McCall Smith's answer made a lot of jaws drop: "I'm quite fortunate in that I usually write about 1000 words an hour...which will obviously add up." He also noted the importance of having a regime (he gets up early each morning to write for a few hours, sometimes starting at 4am), but the words "1000 words an hour" were the ones that rang the loudest in my ears. (I was a bit slow in picking my own jaw off the floor.) He joked about how it was really the fact that he had a word processor that made it so easy to write quickly, pointing out that authors such as Sir Walter Scott had to write everything out by hand (and imagine how many more books—or how much longer his existing books would have been—if Scott had been able to type them). Jumping to one of the tangents that I ended up quoting the next day (out of context, for my own amusement), McCall Smith explained that Sir Walter Scott had gallstones while he was writing, so he must have been in exceptional discomfort. "If an author had gallstones while writing," he said with a chuckle. "Then book clubs should really be more charitable. You should ask yourselves ahead of time, 'Is this a gallstone novel?'"
I must admit that I have a special soft spot for authors who love their characters, and McCall Smith truly seems to love his—especially Bertie from the 44 Scotland Street series. "He came to me out of nowhere," he said. "I'm so fond of that little boy." He is so fond of him, in fact, that he giggled as he regaled the audience with stories about what six-year-old Bertie has encountered and endured in Edinburgh...which, naturally, set the audience into more fits of laughter, too.
As the conversation turned to his strong female characters and Africa, McCall Smith countered the criticism that he sometimes receives about sugar-coating life in his novels by stressing that he wants people to know that there are a lot of good news stories happening in Africa, too—that people are "leading constructive lives in the face of very different circumstances. That [positive] reality is part of the picture, as well," he said. "People have the strange idea that fiction must focus on the dysfunction of life, that you're not being realistic unless you focus on the dysfunction." Being realistic, however, also means understanding that "lots of people in Scotland [for example] are living very straight-forward lives. Very few of them actually go around stabbing each other—except on weekends." (More laughter. I'm surprised that I could take so many notes, given how many times he got everyone laughing. My handwriting did get shaky at times as I tried to write something down in the midst of a cackle, though.) In terms of his strong female characters, McCall Smith noted that what interests him most is women who have to be good at dealing with negative situations (including historical patriarchy) when—or even because—the odds are stacked against them. "Their wit [is] their weapon against the condescension of men."

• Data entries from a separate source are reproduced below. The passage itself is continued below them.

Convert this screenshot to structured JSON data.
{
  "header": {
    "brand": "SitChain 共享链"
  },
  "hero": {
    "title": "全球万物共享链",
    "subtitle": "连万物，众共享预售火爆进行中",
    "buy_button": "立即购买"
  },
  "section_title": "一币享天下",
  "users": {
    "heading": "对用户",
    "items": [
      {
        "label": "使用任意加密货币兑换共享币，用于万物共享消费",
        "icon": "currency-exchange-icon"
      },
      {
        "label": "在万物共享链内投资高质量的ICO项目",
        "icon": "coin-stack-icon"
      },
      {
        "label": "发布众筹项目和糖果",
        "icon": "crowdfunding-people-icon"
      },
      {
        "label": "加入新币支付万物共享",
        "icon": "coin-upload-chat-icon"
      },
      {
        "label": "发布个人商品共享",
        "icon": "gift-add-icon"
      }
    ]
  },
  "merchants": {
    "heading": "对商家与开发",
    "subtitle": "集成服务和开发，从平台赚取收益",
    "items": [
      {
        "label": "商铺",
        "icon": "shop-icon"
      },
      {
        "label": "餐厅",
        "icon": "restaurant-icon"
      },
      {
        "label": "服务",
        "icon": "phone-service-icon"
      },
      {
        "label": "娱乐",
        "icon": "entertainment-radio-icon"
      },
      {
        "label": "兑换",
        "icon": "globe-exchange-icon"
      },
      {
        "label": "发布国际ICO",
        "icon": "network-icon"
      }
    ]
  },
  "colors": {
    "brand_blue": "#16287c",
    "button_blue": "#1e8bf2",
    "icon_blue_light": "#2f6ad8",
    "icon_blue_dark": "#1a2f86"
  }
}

It is safe to say that Alexander McCall Smith has sky-rocketed to the top of my list of authors with whom I would like to go out for coffee/tea/beer/scotch. I could have listened to him for another hour (at least), but the event came to an end so that he could sign books for his very satisfied fans. If he comes back for a future edition of the Ottawa International Writers Festival , I will definitely be buying my ticket well in advance - and I highly recommend that you do the same!